Juju goes even further and allows the related services to influence one another, like exchanging endpoints or access credentials, by allowing configurations scoped at the relation level, which when changed, trigger hooks for each of the other partner service's units. [Juju-6]
Related to the backing infrastructure, as stated, it requires an EC2- and S3-compatible environment. And although it is dependent on Ubuntu as the Linux distribution [Juju-9], it can work on plain non-customized variants, thus it could work even for those providers that don't allow customized images. As expected the operator is also able to specify the exact VM type, and if the provider supports it, the image or availability zone, either for the entire environment or a particular service. [Juju-8]
On the downside, Juju doesn't automatically destroy the VM's as they are kept to allow the operator to inspect their state. Fortunately however Juju is able to deploy a different type of unit on an available VM.
As previously stated we could see Juju as a very thin PaaS, thus we could use it to deploy the more conservative applications, that have more elaborate requirements, for which even a PaaS like CloudFoundry would be too limiting.
The strong point for Juju in our case, is that it provides a very flexible and dynamic service reconfiguration and interaction. Thus it would enable us to more easily implement the dynamic scalability and reconfiguration features.
Even if we don't intend to reuse Juju due to its close ties with EC2-compatible providers and Ubuntu, we could re-use their charms, especially the hooks, because they already implement all the needed functionality to configure the managed service.
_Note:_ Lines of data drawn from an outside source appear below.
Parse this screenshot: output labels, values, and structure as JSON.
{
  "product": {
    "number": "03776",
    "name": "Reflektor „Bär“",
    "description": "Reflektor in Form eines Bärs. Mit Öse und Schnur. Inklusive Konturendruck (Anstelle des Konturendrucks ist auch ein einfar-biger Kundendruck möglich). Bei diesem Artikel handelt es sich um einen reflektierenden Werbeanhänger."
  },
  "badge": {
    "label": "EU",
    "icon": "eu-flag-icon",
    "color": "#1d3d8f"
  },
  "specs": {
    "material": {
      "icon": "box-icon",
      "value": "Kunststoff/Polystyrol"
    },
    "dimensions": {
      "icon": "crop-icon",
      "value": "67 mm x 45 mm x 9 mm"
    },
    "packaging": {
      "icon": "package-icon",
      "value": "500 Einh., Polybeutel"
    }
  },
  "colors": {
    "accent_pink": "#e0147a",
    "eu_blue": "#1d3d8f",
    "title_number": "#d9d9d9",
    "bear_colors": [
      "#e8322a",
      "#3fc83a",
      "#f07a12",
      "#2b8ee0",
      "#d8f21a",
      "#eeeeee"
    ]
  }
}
|[Juju-1]||(1, 2, 3, 4, 5, 6) Frequently Asked Questions|
|[Juju-4]||(1, 2, 3, 4, 5) Juju Documentation -- Getting started|
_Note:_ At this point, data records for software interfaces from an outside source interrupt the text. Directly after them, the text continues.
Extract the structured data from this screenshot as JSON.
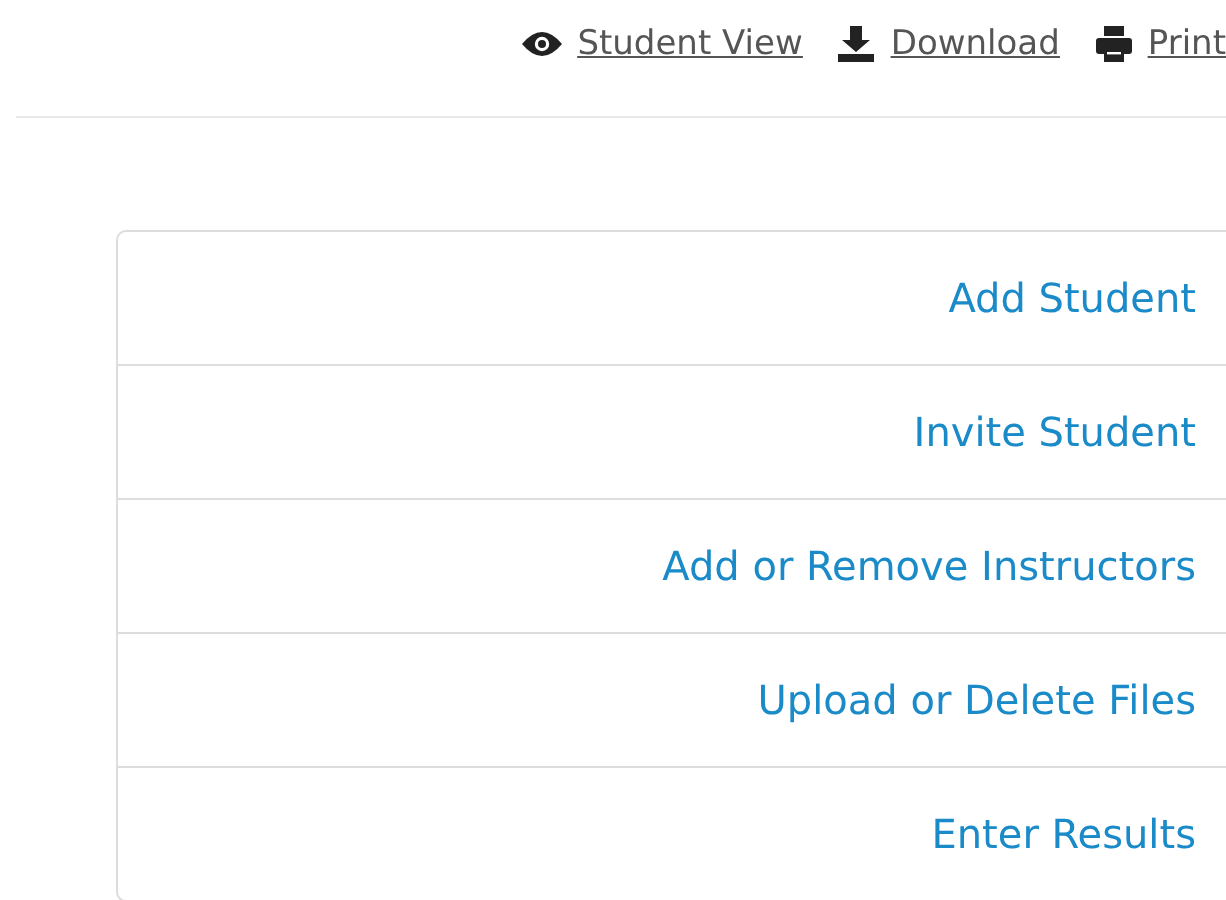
{
  "toolbar": [
    {
      "kind": "eye",
      "label": "Student View"
    },
    {
      "kind": "download",
      "label": "Download"
    },
    {
      "kind": "print",
      "label": "Print"
    }
  ],
  "actions": [
    "Add Student",
    "Invite Student",
    "Add or Remove Instructors",
    "Upload or Delete Files",
    "Enter Results"
  ]
}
|[Juju-5]||(1, 2, 3) Juju Documentation -- User tutorial|
|[Juju-6]||(1, 2, 3, 4) Juju Documentation -- Charms|
|[Juju-7]||Juju Documentation -- Service configuration|
|[Juju-8]||Juju Documentation -- Machine constraints|
|[Juju-9]||(1, 2) Juju Documentation -- Operating systems|